## STUDY MATERIAL

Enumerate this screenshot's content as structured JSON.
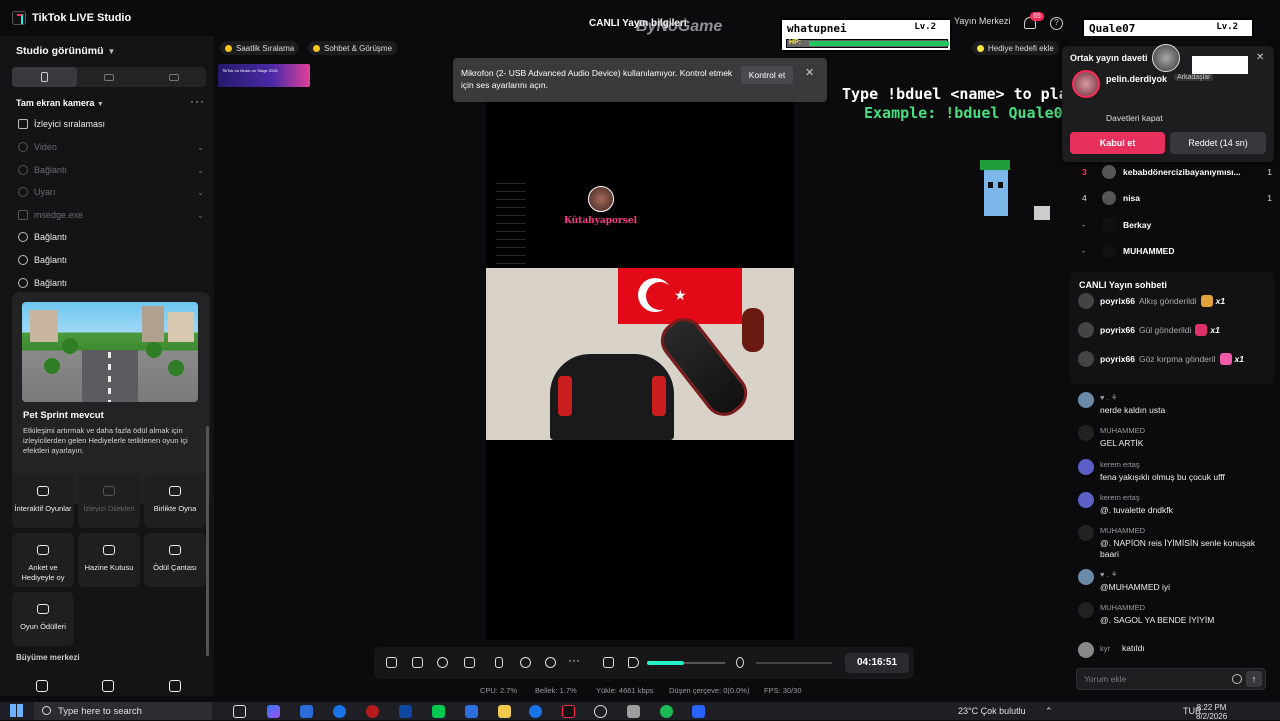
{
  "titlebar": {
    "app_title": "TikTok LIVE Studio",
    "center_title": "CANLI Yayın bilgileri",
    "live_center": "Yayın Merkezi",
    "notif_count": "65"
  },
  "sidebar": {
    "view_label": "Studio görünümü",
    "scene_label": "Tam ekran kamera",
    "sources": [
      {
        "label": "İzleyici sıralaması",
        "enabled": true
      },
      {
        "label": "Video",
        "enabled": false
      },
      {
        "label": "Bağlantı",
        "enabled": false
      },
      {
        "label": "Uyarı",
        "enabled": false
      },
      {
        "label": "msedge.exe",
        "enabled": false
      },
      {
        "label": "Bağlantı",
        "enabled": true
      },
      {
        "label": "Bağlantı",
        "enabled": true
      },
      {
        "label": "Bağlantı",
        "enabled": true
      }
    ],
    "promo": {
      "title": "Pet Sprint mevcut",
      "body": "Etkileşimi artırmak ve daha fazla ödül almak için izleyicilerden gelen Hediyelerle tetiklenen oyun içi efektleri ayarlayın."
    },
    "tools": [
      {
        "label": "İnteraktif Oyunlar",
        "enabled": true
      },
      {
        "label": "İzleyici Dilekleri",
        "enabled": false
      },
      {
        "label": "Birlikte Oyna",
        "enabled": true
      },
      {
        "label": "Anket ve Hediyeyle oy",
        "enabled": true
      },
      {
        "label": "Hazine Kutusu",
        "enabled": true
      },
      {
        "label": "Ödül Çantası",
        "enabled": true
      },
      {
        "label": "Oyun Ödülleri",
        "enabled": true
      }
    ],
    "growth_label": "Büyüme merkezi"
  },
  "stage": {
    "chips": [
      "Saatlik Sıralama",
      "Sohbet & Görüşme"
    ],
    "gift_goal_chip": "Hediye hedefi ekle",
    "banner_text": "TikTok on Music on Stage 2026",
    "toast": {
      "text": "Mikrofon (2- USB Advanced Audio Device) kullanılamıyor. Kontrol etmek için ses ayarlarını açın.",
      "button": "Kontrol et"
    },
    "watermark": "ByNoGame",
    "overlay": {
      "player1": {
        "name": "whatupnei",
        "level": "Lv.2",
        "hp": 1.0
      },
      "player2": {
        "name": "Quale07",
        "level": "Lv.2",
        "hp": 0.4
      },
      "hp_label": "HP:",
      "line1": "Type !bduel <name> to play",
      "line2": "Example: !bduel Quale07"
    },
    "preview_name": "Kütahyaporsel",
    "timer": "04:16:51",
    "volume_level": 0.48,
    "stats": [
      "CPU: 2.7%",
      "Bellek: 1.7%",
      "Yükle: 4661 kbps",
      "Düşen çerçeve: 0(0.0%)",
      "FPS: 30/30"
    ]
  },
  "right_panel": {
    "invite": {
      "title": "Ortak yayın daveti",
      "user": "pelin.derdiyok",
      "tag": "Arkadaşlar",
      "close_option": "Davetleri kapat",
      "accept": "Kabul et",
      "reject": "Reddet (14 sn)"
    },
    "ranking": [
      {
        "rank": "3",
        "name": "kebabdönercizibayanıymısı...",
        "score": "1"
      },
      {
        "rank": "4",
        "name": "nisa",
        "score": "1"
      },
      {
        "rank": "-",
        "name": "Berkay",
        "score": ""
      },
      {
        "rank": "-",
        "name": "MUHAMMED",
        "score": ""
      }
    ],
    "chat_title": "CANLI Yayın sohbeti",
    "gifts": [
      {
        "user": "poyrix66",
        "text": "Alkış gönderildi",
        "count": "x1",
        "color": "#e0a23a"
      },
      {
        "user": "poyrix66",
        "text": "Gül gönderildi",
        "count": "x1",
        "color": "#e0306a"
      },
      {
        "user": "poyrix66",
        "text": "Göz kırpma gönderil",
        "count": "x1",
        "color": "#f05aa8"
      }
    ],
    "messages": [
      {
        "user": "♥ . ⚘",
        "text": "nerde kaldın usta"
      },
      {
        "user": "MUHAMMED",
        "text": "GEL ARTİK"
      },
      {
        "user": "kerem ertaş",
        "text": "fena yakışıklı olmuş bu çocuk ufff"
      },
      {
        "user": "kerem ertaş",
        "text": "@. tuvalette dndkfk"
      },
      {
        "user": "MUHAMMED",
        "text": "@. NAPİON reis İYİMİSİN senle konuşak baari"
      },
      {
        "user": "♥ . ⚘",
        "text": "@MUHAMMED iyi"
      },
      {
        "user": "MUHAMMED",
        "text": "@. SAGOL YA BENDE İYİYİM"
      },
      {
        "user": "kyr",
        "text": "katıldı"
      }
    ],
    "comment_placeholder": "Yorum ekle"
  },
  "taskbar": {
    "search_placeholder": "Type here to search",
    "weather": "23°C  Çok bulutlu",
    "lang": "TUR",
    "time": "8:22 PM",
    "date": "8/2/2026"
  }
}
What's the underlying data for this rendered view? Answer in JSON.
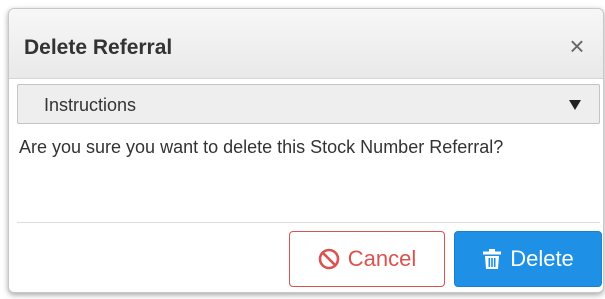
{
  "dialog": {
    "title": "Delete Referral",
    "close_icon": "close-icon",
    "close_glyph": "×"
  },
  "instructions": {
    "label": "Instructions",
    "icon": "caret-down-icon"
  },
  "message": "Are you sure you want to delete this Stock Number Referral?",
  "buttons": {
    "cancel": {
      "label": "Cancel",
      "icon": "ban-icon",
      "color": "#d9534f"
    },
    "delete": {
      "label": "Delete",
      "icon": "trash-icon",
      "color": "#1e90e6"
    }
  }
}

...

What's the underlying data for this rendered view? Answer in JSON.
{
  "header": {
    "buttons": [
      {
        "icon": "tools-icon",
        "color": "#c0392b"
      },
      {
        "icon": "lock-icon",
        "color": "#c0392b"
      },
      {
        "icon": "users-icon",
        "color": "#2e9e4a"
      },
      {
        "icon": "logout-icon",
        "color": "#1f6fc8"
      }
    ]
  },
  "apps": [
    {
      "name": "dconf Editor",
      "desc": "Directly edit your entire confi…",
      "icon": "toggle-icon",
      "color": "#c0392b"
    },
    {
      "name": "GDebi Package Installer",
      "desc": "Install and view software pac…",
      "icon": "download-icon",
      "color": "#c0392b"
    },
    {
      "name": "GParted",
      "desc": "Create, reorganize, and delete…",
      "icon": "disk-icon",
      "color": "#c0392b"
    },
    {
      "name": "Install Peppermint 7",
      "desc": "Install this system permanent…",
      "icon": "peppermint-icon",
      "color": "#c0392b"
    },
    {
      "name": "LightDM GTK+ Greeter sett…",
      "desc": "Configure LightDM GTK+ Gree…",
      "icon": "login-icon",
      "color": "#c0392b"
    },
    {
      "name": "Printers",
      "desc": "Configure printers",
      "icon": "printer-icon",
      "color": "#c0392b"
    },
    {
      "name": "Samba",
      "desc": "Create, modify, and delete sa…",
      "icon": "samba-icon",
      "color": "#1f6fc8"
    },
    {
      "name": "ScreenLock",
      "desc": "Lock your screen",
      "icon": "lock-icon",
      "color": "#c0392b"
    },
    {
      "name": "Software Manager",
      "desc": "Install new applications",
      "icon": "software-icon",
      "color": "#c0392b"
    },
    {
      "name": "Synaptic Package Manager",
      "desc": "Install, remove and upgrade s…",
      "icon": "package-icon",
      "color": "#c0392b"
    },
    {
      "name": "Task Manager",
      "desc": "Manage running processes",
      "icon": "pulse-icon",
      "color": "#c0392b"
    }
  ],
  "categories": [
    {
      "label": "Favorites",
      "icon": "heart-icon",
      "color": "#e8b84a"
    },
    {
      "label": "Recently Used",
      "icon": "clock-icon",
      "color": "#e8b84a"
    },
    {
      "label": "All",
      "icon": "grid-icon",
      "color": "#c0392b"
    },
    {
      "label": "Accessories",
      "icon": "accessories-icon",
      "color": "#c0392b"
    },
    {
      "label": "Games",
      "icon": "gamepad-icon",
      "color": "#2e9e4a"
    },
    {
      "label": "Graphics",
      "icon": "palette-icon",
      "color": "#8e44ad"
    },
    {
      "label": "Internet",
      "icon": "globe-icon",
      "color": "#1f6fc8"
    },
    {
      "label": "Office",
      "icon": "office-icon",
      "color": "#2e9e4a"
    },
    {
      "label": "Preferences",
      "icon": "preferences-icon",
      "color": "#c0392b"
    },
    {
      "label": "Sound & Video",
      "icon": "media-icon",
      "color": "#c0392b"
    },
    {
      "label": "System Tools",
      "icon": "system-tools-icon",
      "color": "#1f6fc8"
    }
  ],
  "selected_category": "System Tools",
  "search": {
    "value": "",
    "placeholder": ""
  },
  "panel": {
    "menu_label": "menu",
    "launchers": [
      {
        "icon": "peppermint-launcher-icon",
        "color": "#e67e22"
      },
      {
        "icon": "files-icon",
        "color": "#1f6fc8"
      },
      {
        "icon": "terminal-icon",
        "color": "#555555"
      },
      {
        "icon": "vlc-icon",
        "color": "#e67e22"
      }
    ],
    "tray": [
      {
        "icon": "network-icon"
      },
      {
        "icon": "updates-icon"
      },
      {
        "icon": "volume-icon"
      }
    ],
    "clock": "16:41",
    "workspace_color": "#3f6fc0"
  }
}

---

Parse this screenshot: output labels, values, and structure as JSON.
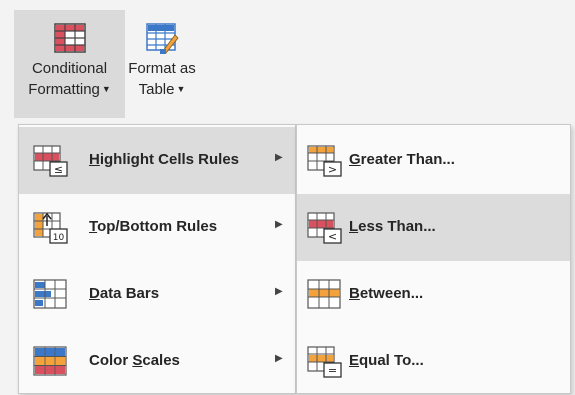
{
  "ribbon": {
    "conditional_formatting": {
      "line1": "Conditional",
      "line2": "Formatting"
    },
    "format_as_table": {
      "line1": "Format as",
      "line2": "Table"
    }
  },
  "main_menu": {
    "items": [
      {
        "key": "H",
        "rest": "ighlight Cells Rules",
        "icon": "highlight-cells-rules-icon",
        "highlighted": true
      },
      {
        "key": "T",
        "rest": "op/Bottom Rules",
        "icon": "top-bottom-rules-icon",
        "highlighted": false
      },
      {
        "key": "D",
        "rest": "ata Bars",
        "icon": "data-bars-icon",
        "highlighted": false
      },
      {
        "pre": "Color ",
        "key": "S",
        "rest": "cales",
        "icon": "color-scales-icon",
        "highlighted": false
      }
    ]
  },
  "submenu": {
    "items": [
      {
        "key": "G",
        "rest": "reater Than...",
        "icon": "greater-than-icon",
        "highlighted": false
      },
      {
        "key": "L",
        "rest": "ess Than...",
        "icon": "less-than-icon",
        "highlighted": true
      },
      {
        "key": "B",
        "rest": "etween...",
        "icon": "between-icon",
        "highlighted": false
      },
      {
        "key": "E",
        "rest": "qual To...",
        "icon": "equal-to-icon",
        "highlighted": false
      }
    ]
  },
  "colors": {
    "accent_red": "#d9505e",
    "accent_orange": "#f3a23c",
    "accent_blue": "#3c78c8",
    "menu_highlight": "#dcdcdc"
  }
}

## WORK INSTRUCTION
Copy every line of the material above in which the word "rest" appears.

## WRITTEN ANSWER
        "rest": "ighlight Cells Rules",
        "rest": "op/Bottom Rules",
        "rest": "ata Bars",
        "rest": "cales",
        "rest": "reater Than...",
        "rest": "ess Than...",
        "rest": "etween...",
        "rest": "qual To...",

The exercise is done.